Exercise directions: Search the data for the word "Stock" and copy every line where it occurs.
= Beginning of Section =
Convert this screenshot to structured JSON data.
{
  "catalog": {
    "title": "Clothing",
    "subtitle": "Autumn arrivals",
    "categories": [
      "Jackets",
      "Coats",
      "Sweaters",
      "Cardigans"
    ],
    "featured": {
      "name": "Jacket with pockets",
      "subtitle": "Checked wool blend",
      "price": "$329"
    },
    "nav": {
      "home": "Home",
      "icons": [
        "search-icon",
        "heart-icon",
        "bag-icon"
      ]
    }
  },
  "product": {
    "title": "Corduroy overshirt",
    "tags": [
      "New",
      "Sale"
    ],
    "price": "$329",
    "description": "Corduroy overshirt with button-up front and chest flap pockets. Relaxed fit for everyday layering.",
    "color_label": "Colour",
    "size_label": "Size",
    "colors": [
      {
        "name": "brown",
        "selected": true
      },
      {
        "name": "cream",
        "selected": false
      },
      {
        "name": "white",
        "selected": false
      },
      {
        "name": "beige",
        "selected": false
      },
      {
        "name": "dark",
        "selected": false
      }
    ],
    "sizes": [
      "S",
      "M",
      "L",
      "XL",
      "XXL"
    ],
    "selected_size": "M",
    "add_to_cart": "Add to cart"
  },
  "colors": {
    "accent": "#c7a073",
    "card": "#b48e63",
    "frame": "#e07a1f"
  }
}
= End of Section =
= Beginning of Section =
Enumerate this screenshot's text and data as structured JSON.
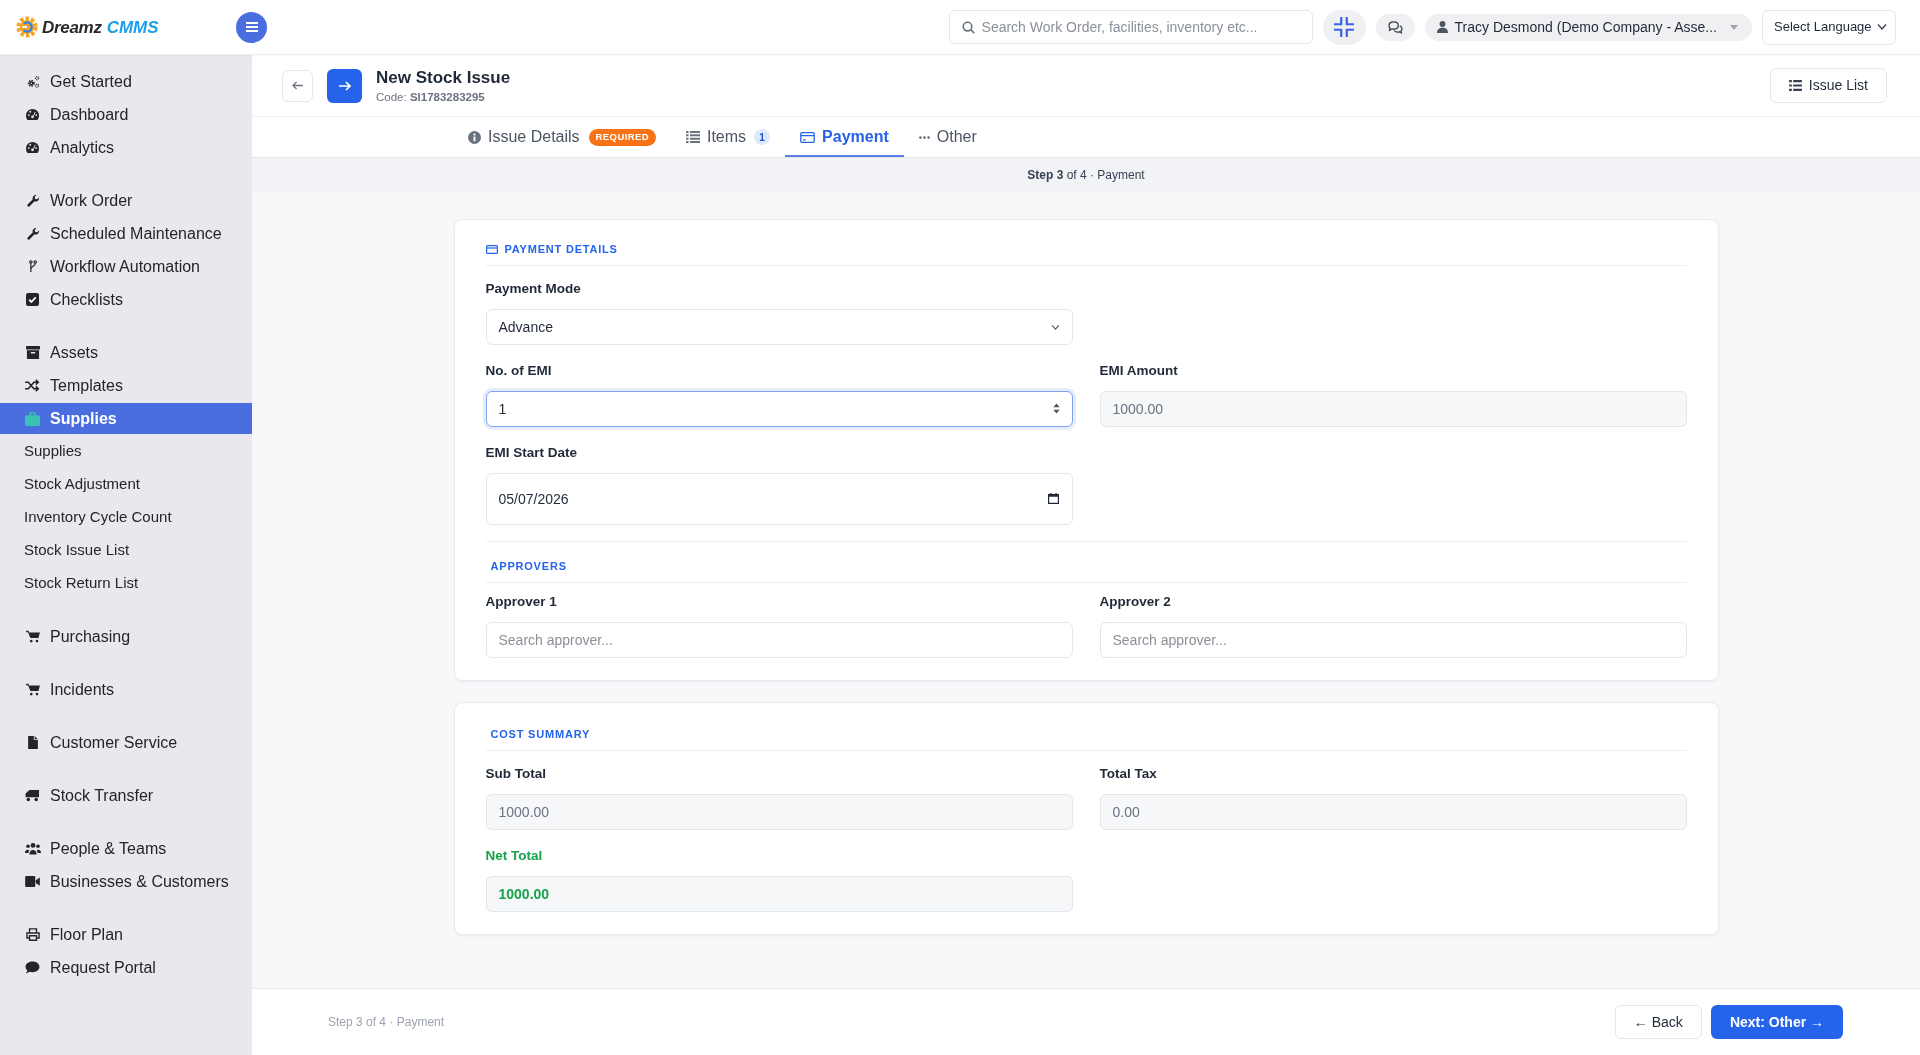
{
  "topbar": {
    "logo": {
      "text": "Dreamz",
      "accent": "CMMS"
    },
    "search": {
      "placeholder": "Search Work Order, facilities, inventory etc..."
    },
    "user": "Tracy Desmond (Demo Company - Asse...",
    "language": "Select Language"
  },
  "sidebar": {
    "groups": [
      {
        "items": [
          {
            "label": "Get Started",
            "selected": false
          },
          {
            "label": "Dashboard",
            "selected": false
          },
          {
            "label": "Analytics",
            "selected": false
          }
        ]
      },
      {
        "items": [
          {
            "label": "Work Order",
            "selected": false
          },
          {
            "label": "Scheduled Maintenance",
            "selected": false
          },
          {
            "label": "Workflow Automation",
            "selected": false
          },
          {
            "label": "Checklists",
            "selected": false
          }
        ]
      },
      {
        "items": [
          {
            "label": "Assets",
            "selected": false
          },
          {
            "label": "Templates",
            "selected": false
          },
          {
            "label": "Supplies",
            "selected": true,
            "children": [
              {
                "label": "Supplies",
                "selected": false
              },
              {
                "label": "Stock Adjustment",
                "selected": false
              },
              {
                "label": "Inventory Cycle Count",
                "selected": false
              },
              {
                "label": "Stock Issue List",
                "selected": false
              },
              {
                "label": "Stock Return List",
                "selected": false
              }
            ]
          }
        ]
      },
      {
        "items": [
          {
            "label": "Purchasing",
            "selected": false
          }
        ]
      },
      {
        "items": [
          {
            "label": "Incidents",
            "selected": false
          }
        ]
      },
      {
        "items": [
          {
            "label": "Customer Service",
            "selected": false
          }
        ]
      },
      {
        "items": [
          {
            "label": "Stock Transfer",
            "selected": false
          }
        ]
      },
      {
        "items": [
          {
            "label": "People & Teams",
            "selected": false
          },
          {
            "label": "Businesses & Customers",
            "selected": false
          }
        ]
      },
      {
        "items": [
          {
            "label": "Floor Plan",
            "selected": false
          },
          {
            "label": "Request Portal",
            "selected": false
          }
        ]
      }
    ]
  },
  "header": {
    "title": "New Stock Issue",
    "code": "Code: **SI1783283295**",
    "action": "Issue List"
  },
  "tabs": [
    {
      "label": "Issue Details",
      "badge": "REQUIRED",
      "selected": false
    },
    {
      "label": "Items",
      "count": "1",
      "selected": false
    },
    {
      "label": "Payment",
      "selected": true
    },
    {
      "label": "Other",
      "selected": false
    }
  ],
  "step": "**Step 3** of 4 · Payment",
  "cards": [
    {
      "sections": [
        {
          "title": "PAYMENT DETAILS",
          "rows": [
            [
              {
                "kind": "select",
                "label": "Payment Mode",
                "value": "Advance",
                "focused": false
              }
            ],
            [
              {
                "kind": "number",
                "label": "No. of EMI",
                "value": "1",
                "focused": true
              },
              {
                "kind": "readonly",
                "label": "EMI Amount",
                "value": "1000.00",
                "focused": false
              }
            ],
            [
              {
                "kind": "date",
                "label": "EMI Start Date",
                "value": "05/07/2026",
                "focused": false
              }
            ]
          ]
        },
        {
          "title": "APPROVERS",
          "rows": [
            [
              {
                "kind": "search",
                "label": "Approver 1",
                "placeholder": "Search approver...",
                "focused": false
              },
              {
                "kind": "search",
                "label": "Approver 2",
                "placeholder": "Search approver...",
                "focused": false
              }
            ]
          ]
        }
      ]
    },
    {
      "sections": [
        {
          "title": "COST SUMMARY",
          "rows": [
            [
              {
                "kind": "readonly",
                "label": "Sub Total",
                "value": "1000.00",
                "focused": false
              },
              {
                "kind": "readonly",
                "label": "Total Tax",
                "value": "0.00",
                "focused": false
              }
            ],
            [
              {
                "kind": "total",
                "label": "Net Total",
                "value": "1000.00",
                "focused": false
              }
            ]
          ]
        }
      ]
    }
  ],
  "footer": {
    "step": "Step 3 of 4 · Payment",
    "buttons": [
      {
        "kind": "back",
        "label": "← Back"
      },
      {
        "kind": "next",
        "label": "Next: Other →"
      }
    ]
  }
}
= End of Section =
Response below:
                "label": "Stock Adjustment",
                "label": "Stock Issue List",
                "label": "Stock Return List",
            "label": "Stock Transfer",
    "title": "New Stock Issue",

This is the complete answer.